Most public-records bills die at end of Florida legislative session
By The Associated Press
TALLAHASSEE, Fla. Open-government advocates failed to keep some public-records bills from reaching the governor's desk, but they scored a victory with a measure that could make it more difficult for lawmakers to close records in the future.
In all, 23 open-government bills were passed by the Legislature, including 10 that close access to public records, according to Barbara Petersen, executive director of the First Amendment Foundation.
That's a fraction of the 153 open-government bills filed, and Petersen said none of the exemptions were on her organization's list of bills they opposed.
"None of the really awful ones passed ... 153 bills is a phenomenal number, but if we look at it in terms of what could have happened, it wasn't so bad," she said.
Among bills that did pass was a proposed constitutional amendment that would require lawmakers to pass records exemptions by a two-thirds vote.
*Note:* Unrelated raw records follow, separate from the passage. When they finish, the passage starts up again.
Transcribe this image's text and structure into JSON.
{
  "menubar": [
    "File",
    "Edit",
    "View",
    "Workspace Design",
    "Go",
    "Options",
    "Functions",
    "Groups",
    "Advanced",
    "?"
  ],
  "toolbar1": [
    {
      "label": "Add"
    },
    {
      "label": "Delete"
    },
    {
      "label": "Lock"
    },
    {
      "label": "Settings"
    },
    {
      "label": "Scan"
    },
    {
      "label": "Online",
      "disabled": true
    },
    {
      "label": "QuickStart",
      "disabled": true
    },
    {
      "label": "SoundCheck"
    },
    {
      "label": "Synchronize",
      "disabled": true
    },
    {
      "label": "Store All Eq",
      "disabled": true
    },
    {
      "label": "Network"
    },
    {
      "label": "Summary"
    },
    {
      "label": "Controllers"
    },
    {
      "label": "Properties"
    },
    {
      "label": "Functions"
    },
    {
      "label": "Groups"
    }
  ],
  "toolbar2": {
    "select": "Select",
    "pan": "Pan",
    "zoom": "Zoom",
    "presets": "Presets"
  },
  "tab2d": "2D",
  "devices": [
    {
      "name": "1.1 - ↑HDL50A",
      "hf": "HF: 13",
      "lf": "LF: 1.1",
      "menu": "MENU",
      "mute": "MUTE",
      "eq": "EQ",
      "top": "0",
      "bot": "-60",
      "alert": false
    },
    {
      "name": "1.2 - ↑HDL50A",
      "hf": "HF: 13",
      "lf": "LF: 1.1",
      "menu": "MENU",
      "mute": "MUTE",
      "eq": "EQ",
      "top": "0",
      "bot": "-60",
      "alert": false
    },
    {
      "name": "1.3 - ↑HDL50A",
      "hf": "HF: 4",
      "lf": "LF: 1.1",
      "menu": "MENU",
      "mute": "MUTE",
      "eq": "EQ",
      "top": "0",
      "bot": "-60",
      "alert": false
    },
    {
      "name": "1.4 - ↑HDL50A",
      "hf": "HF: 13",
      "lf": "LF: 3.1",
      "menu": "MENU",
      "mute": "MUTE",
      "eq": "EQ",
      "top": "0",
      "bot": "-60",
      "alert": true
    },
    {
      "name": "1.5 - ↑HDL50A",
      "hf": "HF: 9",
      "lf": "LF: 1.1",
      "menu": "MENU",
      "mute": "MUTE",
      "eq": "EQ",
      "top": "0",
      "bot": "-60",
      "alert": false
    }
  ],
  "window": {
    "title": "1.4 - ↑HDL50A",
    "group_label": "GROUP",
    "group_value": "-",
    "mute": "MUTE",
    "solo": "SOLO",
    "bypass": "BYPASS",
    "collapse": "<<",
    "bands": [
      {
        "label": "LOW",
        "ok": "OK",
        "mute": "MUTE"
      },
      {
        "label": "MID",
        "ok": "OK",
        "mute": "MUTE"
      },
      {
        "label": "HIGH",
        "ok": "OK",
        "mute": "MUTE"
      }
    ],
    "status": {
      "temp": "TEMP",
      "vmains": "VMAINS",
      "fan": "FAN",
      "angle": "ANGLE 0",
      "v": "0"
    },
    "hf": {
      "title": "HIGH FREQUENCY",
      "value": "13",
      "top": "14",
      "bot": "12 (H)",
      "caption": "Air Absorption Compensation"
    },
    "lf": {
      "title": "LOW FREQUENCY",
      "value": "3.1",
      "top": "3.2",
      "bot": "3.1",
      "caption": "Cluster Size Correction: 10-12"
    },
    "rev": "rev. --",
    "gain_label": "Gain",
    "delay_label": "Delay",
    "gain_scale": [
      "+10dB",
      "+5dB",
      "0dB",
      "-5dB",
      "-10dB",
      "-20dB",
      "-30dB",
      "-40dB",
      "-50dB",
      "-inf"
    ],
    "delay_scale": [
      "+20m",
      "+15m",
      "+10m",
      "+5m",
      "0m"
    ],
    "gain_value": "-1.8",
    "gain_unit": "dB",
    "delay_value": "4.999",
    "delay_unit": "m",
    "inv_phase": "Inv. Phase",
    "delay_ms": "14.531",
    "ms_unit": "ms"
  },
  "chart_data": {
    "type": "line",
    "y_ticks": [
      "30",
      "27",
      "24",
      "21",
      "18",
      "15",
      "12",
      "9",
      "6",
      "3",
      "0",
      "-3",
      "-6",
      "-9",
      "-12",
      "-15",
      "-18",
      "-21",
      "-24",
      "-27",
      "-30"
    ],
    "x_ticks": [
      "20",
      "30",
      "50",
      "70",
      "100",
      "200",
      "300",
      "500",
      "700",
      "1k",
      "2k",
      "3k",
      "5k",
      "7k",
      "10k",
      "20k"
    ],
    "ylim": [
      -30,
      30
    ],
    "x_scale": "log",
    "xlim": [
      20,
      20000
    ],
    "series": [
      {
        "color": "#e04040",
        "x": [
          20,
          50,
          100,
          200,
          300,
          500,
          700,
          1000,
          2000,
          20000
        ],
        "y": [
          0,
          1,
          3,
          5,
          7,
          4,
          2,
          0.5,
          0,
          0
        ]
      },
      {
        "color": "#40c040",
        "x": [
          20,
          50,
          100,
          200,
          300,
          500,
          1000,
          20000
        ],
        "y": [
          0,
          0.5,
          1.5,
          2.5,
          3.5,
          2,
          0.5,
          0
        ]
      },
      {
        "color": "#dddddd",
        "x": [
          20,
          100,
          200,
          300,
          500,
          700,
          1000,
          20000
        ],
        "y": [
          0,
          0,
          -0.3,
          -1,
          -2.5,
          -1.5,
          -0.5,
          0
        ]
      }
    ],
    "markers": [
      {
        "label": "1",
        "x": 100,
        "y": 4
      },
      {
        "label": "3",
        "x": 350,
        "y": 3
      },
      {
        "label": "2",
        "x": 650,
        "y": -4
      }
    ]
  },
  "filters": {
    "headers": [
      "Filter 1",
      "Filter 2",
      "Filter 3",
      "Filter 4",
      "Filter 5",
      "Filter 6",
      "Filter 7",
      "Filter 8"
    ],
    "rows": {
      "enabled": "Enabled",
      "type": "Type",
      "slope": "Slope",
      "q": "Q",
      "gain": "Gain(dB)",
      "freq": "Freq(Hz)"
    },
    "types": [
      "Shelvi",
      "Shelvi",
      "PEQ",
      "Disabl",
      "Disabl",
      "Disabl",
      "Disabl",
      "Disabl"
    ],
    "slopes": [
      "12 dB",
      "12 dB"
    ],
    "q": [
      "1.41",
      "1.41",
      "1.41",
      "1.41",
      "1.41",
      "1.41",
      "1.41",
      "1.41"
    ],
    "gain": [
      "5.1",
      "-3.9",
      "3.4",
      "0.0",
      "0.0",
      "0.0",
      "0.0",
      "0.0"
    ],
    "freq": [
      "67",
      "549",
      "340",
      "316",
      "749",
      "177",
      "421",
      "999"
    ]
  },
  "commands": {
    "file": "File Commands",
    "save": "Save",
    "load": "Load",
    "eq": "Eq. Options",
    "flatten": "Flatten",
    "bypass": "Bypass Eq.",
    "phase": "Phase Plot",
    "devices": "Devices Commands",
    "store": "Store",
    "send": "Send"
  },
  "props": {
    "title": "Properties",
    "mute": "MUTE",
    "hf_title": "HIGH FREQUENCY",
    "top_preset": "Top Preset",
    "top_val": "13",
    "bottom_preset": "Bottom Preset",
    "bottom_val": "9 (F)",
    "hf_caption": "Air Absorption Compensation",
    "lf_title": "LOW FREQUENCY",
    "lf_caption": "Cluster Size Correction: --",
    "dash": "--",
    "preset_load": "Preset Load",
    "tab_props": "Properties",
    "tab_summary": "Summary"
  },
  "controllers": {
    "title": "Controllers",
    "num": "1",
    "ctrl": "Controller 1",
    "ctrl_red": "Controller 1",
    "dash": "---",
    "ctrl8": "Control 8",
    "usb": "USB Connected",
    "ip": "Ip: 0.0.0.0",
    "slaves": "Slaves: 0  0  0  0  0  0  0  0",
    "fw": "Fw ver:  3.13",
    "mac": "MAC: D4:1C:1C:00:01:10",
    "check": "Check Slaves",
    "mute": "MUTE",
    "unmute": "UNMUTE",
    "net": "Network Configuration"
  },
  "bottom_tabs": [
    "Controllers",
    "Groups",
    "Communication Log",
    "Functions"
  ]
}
They now only need a majority.
Another would make it a crime to obtain public records to help commit another crime.
"To me it's the right approach let's focus on the misuse of information," Petersen said.
Among other bills that passed were measures that would keep secret the identity of women who legally abandon their babies, close access to government building blueprints and keep the public from obtaining other people's Social Security numbers.
Several bills the First Amendment Foundation was fighting died when the legislative session ended March 22, including measures that would have blocked access to doctors' reports about their mistakes, closed public utility records and sealed records about complaints filed with universities if an investigation found they were unwarranted.
"I feel relieved," Petersen said. "I was watching ... up until the very last second."
Florida newspapers unite to stress need for open government
More than two dozen papers run editorials as part of effort to keep Legislature from blocking public access to information.
Open-government advocates wary of states' records proposals
Civil libertarians worry efforts to increase security may hinder public's ability to monitor government.
Florida Senate panel approves secret security meetings
Move would allow committee to discuss anti-terrorism legislation behind closed doors, seal records from such proceedings.
A matter of balance: Secrecy doesn't guarantee security
By Ken Paulson Using the terrorist attacks as justification for this new wave of efforts to close public records would be too easy and misleading.